» Task to carry out:
The range to repeat runs from the line with "Parse this screenshot: output" to the last line below, both ends included; give it exactly and without pictures.

» Data shown:
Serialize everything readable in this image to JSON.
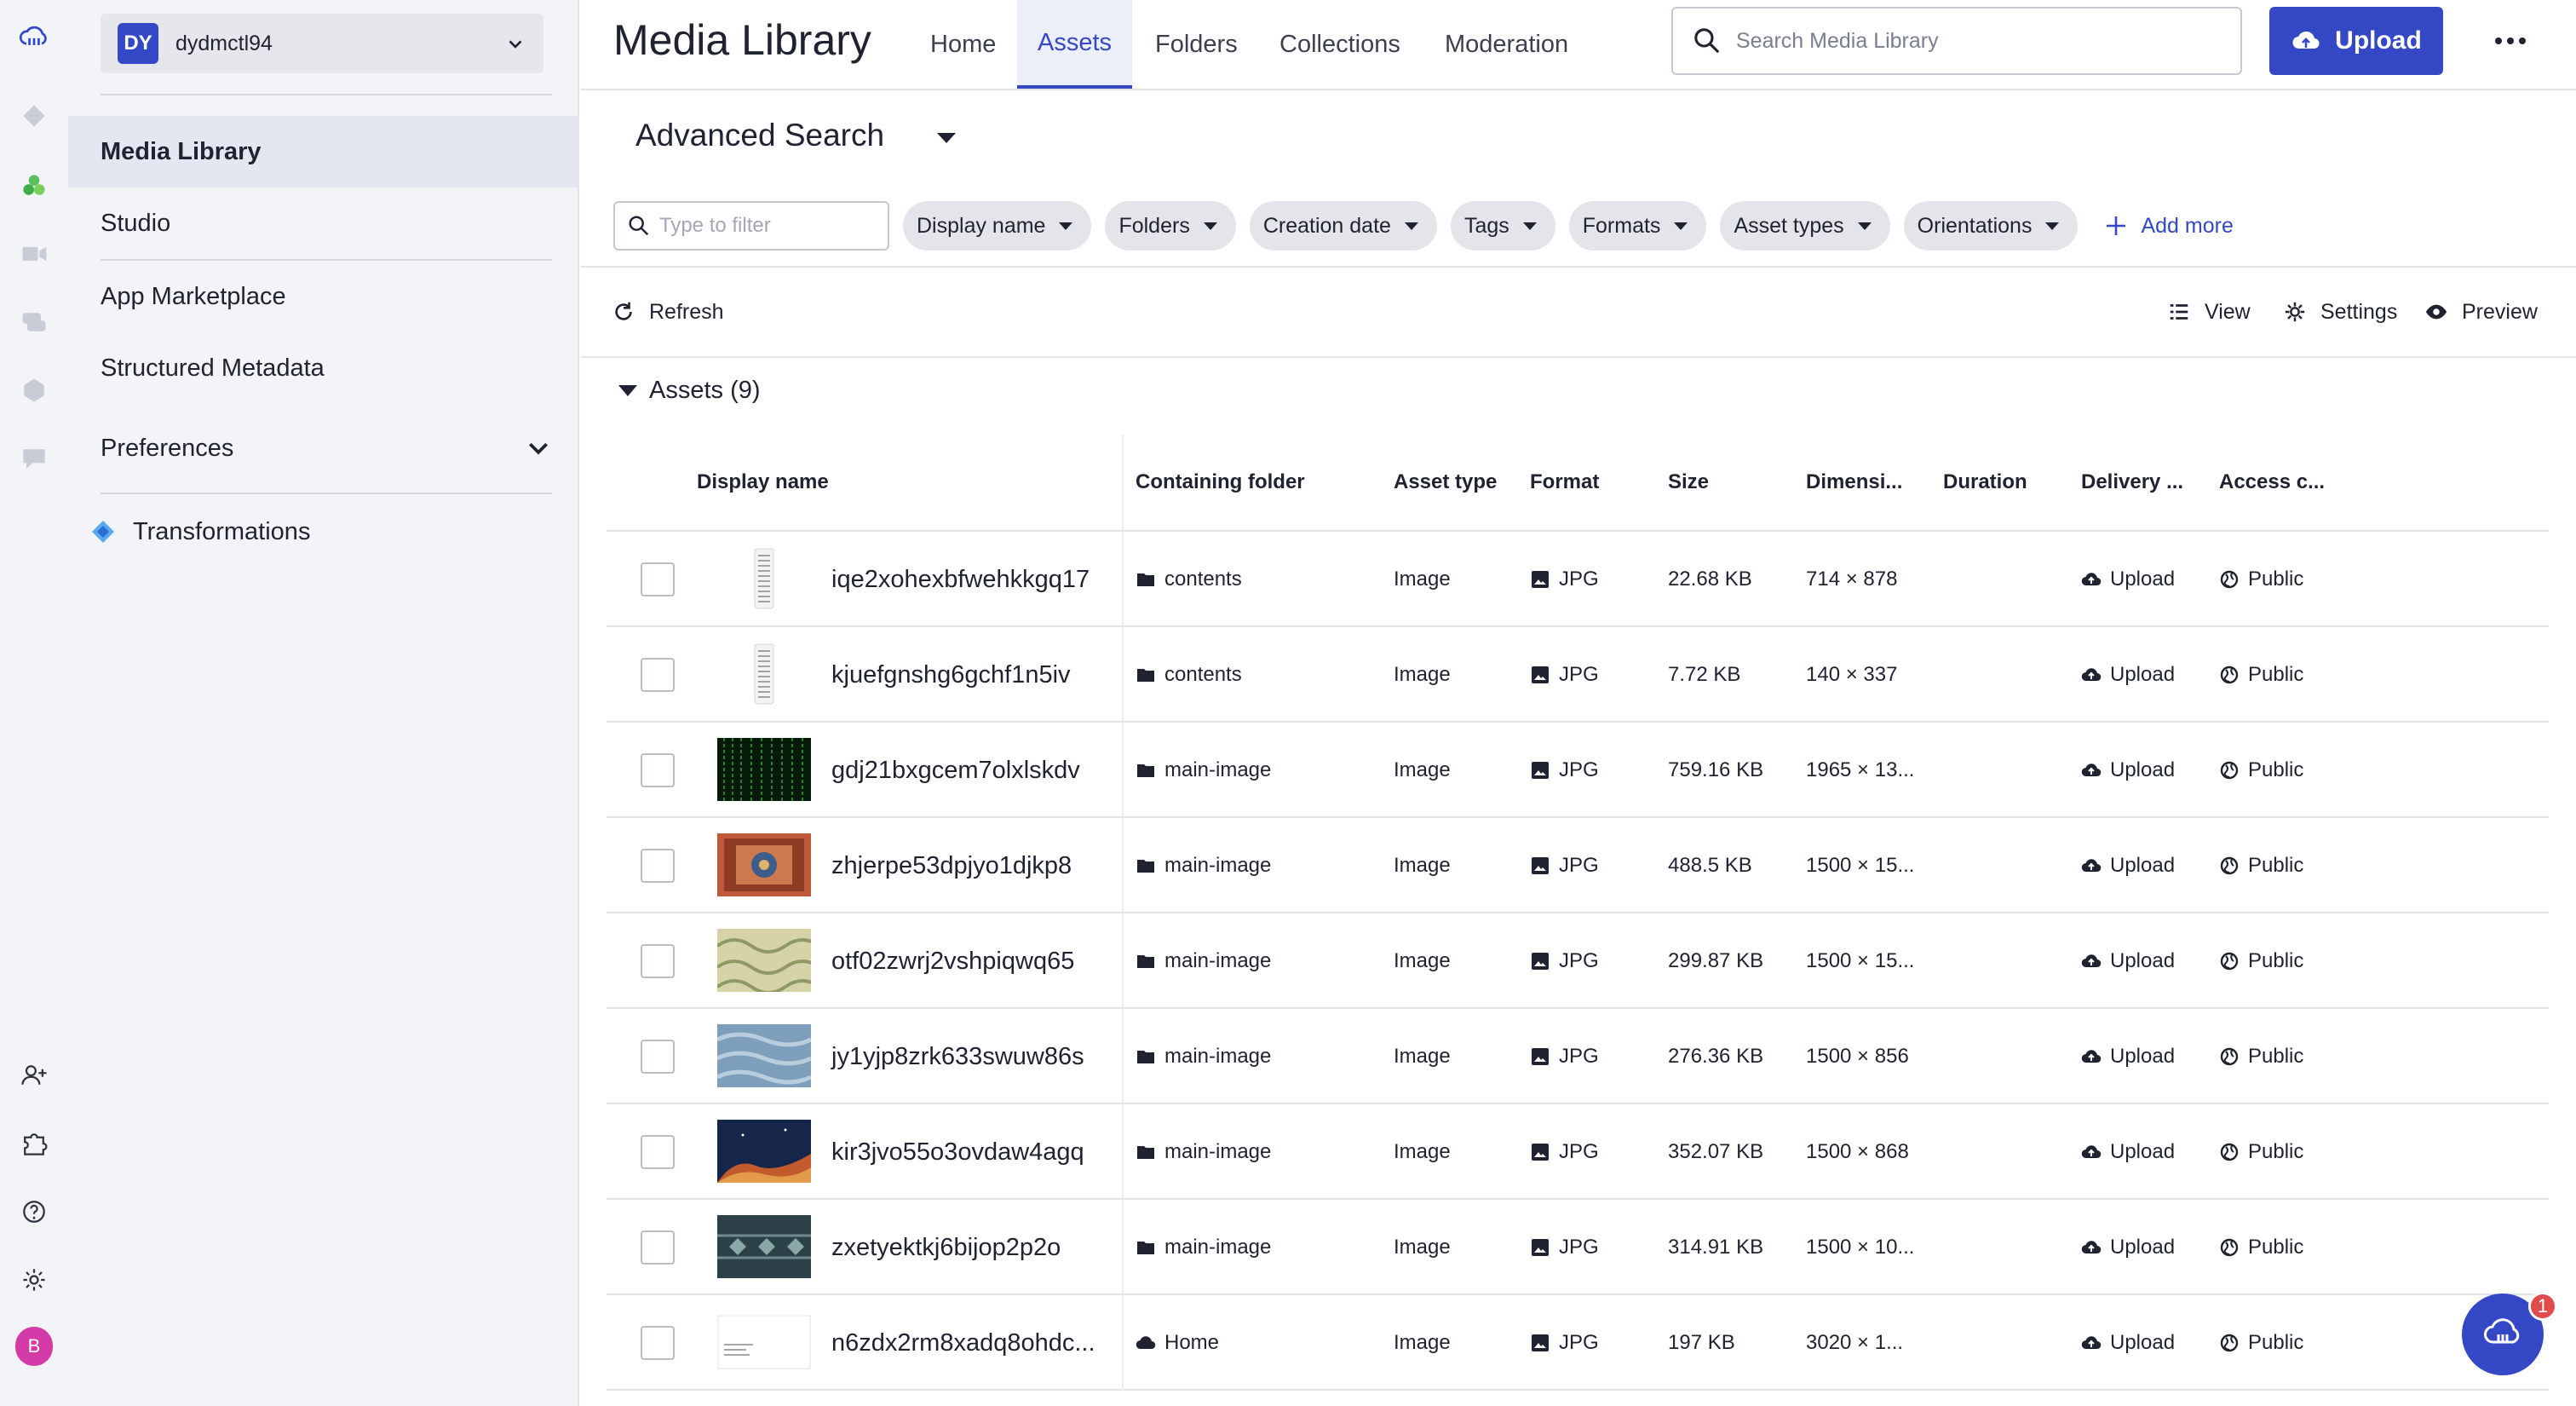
{
  "rail": {
    "icons": [
      "cloudinary-logo-icon",
      "programmable-media-icon",
      "assets-icon",
      "video-icon",
      "conversations-icon",
      "structured-icon",
      "chat-icon",
      "invite-user-icon",
      "puzzle-icon",
      "help-icon",
      "settings-gear-icon"
    ],
    "user_initial": "B"
  },
  "account": {
    "badge": "DY",
    "name": "dydmctl94"
  },
  "sidebar": {
    "items": [
      {
        "label": "Media Library",
        "active": true
      },
      {
        "label": "Studio"
      },
      {
        "label": "App Marketplace"
      },
      {
        "label": "Structured Metadata"
      },
      {
        "label": "Preferences"
      },
      {
        "label": "Transformations"
      }
    ]
  },
  "header": {
    "title": "Media Library",
    "tabs": [
      {
        "label": "Home"
      },
      {
        "label": "Assets",
        "active": true
      },
      {
        "label": "Folders"
      },
      {
        "label": "Collections"
      },
      {
        "label": "Moderation"
      }
    ],
    "search_placeholder": "Search Media Library",
    "upload_label": "Upload"
  },
  "advanced_search": {
    "title": "Advanced Search",
    "filter_placeholder": "Type to filter",
    "chips": [
      "Display name",
      "Folders",
      "Creation date",
      "Tags",
      "Formats",
      "Asset types",
      "Orientations"
    ],
    "add_more": "Add more"
  },
  "toolbar": {
    "refresh": "Refresh",
    "view": "View",
    "settings": "Settings",
    "preview": "Preview"
  },
  "assets": {
    "heading": "Assets (9)",
    "columns": [
      "Display name",
      "Containing folder",
      "Asset type",
      "Format",
      "Size",
      "Dimensi...",
      "Duration",
      "Delivery ...",
      "Access c..."
    ],
    "rows": [
      {
        "name": "iqe2xohexbfwehkkgq17",
        "folder": "contents",
        "folder_icon": "folder-icon",
        "type": "Image",
        "format": "JPG",
        "size": "22.68 KB",
        "dims": "714 × 878",
        "duration": "",
        "delivery": "Upload",
        "access": "Public",
        "thumb": "doc-tall"
      },
      {
        "name": "kjuefgnshg6gchf1n5iv",
        "folder": "contents",
        "folder_icon": "folder-icon",
        "type": "Image",
        "format": "JPG",
        "size": "7.72 KB",
        "dims": "140 × 337",
        "duration": "",
        "delivery": "Upload",
        "access": "Public",
        "thumb": "doc-tall"
      },
      {
        "name": "gdj21bxgcem7olxlskdv",
        "folder": "main-image",
        "folder_icon": "folder-icon",
        "type": "Image",
        "format": "JPG",
        "size": "759.16 KB",
        "dims": "1965 × 13...",
        "duration": "",
        "delivery": "Upload",
        "access": "Public",
        "thumb": "matrix"
      },
      {
        "name": "zhjerpe53dpjyo1djkp8",
        "folder": "main-image",
        "folder_icon": "folder-icon",
        "type": "Image",
        "format": "JPG",
        "size": "488.5 KB",
        "dims": "1500 × 15...",
        "duration": "",
        "delivery": "Upload",
        "access": "Public",
        "thumb": "rug"
      },
      {
        "name": "otf02zwrj2vshpiqwq65",
        "folder": "main-image",
        "folder_icon": "folder-icon",
        "type": "Image",
        "format": "JPG",
        "size": "299.87 KB",
        "dims": "1500 × 15...",
        "duration": "",
        "delivery": "Upload",
        "access": "Public",
        "thumb": "floral"
      },
      {
        "name": "jy1yjp8zrk633swuw86s",
        "folder": "main-image",
        "folder_icon": "folder-icon",
        "type": "Image",
        "format": "JPG",
        "size": "276.36 KB",
        "dims": "1500 × 856",
        "duration": "",
        "delivery": "Upload",
        "access": "Public",
        "thumb": "blue"
      },
      {
        "name": "kir3jvo55o3ovdaw4agq",
        "folder": "main-image",
        "folder_icon": "folder-icon",
        "type": "Image",
        "format": "JPG",
        "size": "352.07 KB",
        "dims": "1500 × 868",
        "duration": "",
        "delivery": "Upload",
        "access": "Public",
        "thumb": "nebula"
      },
      {
        "name": "zxetyektkj6bijop2p2o",
        "folder": "main-image",
        "folder_icon": "folder-icon",
        "type": "Image",
        "format": "JPG",
        "size": "314.91 KB",
        "dims": "1500 × 10...",
        "duration": "",
        "delivery": "Upload",
        "access": "Public",
        "thumb": "damask"
      },
      {
        "name": "n6zdx2rm8xadq8ohdc...",
        "folder": "Home",
        "folder_icon": "cloud-icon",
        "type": "Image",
        "format": "JPG",
        "size": "197 KB",
        "dims": "3020 × 1...",
        "duration": "",
        "delivery": "Upload",
        "access": "Public",
        "thumb": "screenshot"
      }
    ]
  },
  "chat": {
    "badge_count": "1"
  },
  "colors": {
    "accent": "#3448c5",
    "rail_bg": "#f3f4f7",
    "badge_red": "#e24b4b",
    "avatar_pink": "#d43aa8"
  }
}
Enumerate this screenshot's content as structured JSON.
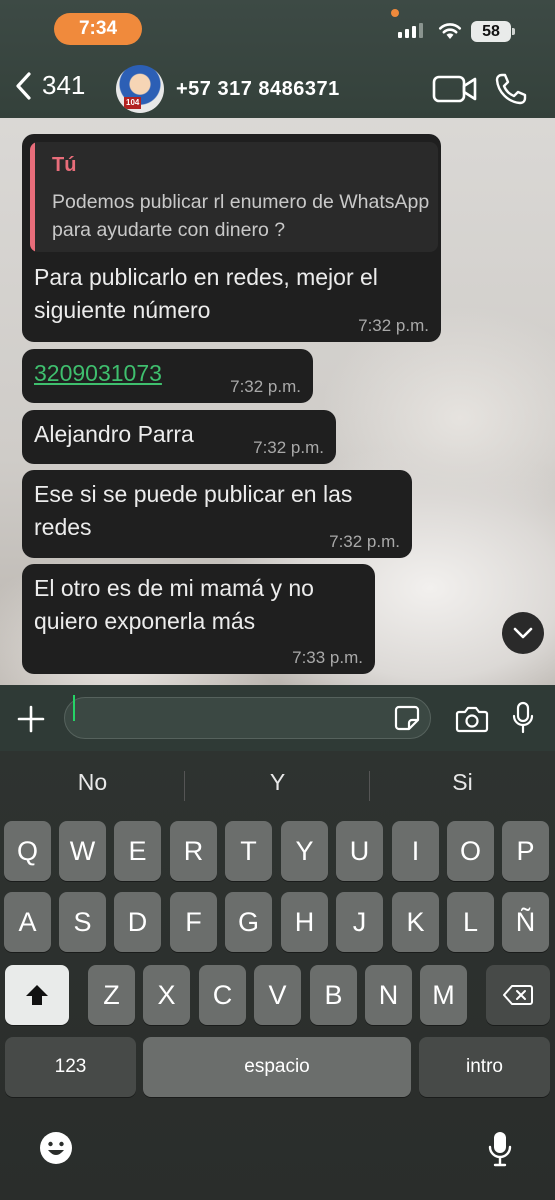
{
  "status_bar": {
    "time": "7:34",
    "battery": "58"
  },
  "header": {
    "back_count": "341",
    "avatar_badge": "104",
    "contact": "+57 317 8486371"
  },
  "messages": [
    {
      "quote_author": "Tú",
      "quote_text": "Podemos publicar rl enumero de WhatsApp para ayudarte con dinero ?",
      "text": "Para publicarlo en redes, mejor el siguiente número",
      "time": "7:32 p.m."
    },
    {
      "text": "3209031073",
      "time": "7:32 p.m."
    },
    {
      "text": "Alejandro Parra",
      "time": "7:32 p.m."
    },
    {
      "text": "Ese si se puede publicar en las redes",
      "time": "7:32 p.m."
    },
    {
      "text": "El otro es de mi mamá y no quiero exponerla más",
      "time": "7:33 p.m."
    }
  ],
  "input": {
    "value": ""
  },
  "keyboard": {
    "suggestions": [
      "No",
      "Y",
      "Si"
    ],
    "row1": [
      "Q",
      "W",
      "E",
      "R",
      "T",
      "Y",
      "U",
      "I",
      "O",
      "P"
    ],
    "row2": [
      "A",
      "S",
      "D",
      "F",
      "G",
      "H",
      "J",
      "K",
      "L",
      "Ñ"
    ],
    "row3": [
      "Z",
      "X",
      "C",
      "V",
      "B",
      "N",
      "M"
    ],
    "numbers_label": "123",
    "space_label": "espacio",
    "return_label": "intro"
  },
  "colors": {
    "accent_green": "#25d366",
    "quote_pink": "#e86d7a",
    "status_orange": "#f08a3c"
  }
}
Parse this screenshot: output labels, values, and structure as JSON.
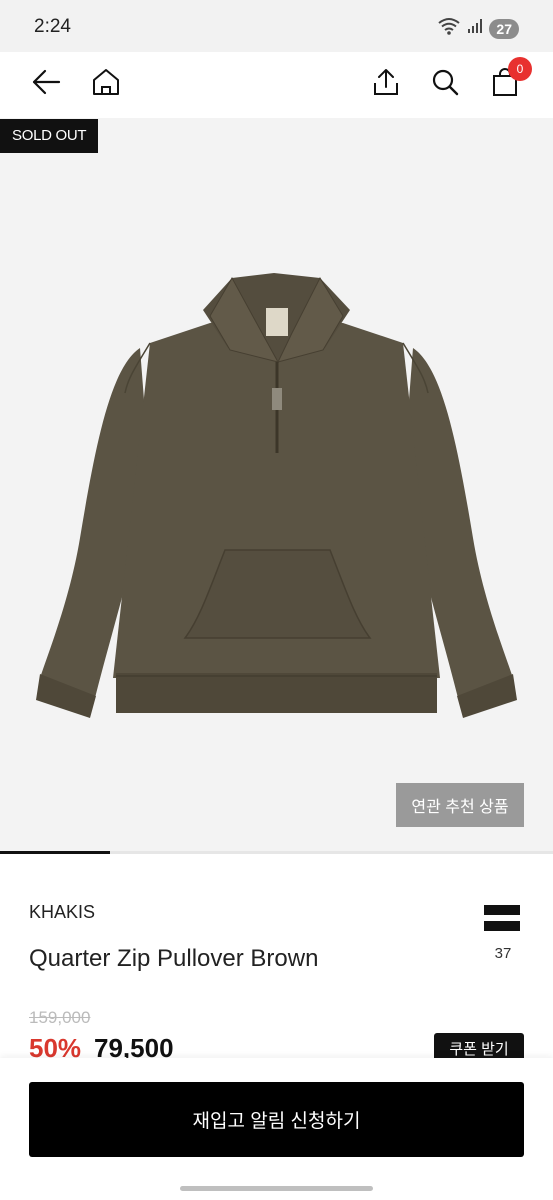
{
  "status_bar": {
    "time": "2:24",
    "battery": "27"
  },
  "cart": {
    "count": "0"
  },
  "product": {
    "badge": "SOLD OUT",
    "related_label": "연관 추천 상품",
    "brand": "KHAKIS",
    "name": "Quarter Zip Pullover Brown",
    "likes": "37",
    "original_price": "159,000",
    "discount": "50%",
    "price": "79,500",
    "coupon_label": "쿠폰 받기"
  },
  "cta": {
    "label": "재입고 알림 신청하기"
  },
  "colors": {
    "accent_red": "#e8312f",
    "price_red": "#d9382e",
    "garment_brown": "#5b5444"
  },
  "icons": [
    "back-arrow-icon",
    "home-icon",
    "share-icon",
    "search-icon",
    "shopping-bag-icon",
    "wifi-icon",
    "signal-icon"
  ]
}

» Result of the exercise:
Parse this screenshot: output labels, values, and structure as JSON.
{
  "status_bar": {
    "time": "2:24",
    "battery": "27"
  },
  "cart": {
    "count": "0"
  },
  "product": {
    "badge": "SOLD OUT",
    "related_label": "연관 추천 상품",
    "brand": "KHAKIS",
    "name": "Quarter Zip Pullover Brown",
    "likes": "37",
    "original_price": "159,000",
    "discount": "50%",
    "price": "79,500",
    "coupon_label": "쿠폰 받기"
  },
  "cta": {
    "label": "재입고 알림 신청하기"
  },
  "colors": {
    "accent_red": "#e8312f",
    "price_red": "#d9382e",
    "garment_brown": "#5b5444"
  },
  "icons": [
    "back-arrow-icon",
    "home-icon",
    "share-icon",
    "search-icon",
    "shopping-bag-icon",
    "wifi-icon",
    "signal-icon"
  ]
}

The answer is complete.